#### TASK TO CARRY OUT
Without changing a character, output all of the records.
══ DATA RECORDS
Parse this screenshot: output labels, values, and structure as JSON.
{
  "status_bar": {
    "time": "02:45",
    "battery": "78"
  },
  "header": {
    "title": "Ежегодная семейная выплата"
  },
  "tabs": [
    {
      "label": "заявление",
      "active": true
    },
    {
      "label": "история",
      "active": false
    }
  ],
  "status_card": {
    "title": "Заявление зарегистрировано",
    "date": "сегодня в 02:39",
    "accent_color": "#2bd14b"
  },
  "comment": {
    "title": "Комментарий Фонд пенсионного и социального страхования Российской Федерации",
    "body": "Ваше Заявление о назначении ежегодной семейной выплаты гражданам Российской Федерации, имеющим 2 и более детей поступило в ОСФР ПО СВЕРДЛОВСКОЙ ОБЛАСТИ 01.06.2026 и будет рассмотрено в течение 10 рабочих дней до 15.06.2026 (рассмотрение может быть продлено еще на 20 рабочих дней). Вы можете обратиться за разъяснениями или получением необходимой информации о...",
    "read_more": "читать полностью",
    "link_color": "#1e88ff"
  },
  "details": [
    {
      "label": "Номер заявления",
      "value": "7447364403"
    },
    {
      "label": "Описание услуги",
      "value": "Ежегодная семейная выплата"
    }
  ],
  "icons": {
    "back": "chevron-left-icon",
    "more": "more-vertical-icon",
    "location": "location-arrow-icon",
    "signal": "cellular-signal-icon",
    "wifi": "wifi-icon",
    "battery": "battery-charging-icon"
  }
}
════
#### RESULT OF THIS TASK
Parse this screenshot: output labels, values, and structure as JSON.
{
  "status_bar": {
    "time": "02:45",
    "battery": "78"
  },
  "header": {
    "title": "Ежегодная семейная выплата"
  },
  "tabs": [
    {
      "label": "заявление",
      "active": true
    },
    {
      "label": "история",
      "active": false
    }
  ],
  "status_card": {
    "title": "Заявление зарегистрировано",
    "date": "сегодня в 02:39",
    "accent_color": "#2bd14b"
  },
  "comment": {
    "title": "Комментарий Фонд пенсионного и социального страхования Российской Федерации",
    "body": "Ваше Заявление о назначении ежегодной семейной выплаты гражданам Российской Федерации, имеющим 2 и более детей поступило в ОСФР ПО СВЕРДЛОВСКОЙ ОБЛАСТИ 01.06.2026 и будет рассмотрено в течение 10 рабочих дней до 15.06.2026 (рассмотрение может быть продлено еще на 20 рабочих дней). Вы можете обратиться за разъяснениями или получением необходимой информации о...",
    "read_more": "читать полностью",
    "link_color": "#1e88ff"
  },
  "details": [
    {
      "label": "Номер заявления",
      "value": "7447364403"
    },
    {
      "label": "Описание услуги",
      "value": "Ежегодная семейная выплата"
    }
  ],
  "icons": {
    "back": "chevron-left-icon",
    "more": "more-vertical-icon",
    "location": "location-arrow-icon",
    "signal": "cellular-signal-icon",
    "wifi": "wifi-icon",
    "battery": "battery-charging-icon"
  }
}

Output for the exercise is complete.